Problem description – Give the number of lines in this listing that contain the word "view", and nothing else.

Data excerpts –
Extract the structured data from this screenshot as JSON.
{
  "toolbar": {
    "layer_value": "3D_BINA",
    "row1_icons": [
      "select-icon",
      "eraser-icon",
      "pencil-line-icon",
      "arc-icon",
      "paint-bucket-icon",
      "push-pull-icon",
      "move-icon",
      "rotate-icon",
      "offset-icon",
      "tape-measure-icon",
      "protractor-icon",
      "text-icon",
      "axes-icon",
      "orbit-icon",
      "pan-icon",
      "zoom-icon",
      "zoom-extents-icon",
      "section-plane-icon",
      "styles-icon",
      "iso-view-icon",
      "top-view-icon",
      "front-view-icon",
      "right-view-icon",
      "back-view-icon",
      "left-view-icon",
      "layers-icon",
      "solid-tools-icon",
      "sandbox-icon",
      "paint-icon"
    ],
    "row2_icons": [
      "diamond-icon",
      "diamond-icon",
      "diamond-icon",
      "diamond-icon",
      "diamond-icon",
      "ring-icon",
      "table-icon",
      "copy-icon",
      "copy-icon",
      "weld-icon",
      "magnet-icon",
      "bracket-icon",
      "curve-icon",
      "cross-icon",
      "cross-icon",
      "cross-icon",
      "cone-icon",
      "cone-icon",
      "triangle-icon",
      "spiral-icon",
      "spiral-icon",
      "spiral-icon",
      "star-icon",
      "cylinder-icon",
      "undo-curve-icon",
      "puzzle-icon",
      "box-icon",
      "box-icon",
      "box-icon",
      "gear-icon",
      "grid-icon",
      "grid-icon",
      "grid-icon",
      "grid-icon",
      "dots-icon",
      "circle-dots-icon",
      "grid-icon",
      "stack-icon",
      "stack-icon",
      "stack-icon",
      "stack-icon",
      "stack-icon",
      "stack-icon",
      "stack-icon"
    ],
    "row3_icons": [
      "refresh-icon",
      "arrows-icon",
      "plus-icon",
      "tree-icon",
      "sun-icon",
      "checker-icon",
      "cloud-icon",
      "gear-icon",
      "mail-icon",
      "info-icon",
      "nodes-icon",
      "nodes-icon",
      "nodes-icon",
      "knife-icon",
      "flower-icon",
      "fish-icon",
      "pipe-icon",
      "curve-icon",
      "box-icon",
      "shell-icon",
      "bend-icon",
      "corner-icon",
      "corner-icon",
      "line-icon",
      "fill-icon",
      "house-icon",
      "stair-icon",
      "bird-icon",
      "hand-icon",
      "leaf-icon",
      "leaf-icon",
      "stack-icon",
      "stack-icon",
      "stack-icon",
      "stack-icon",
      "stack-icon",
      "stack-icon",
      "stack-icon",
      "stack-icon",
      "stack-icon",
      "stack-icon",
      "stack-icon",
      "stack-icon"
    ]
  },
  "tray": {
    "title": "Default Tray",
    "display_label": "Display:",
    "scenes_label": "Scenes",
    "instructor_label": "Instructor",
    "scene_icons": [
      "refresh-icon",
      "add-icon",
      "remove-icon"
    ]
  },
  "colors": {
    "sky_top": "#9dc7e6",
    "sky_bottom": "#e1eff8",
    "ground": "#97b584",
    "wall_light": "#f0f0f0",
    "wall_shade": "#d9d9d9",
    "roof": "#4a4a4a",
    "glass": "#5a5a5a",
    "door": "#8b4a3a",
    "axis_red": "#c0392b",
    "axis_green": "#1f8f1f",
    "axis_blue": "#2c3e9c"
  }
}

Exercise response – 6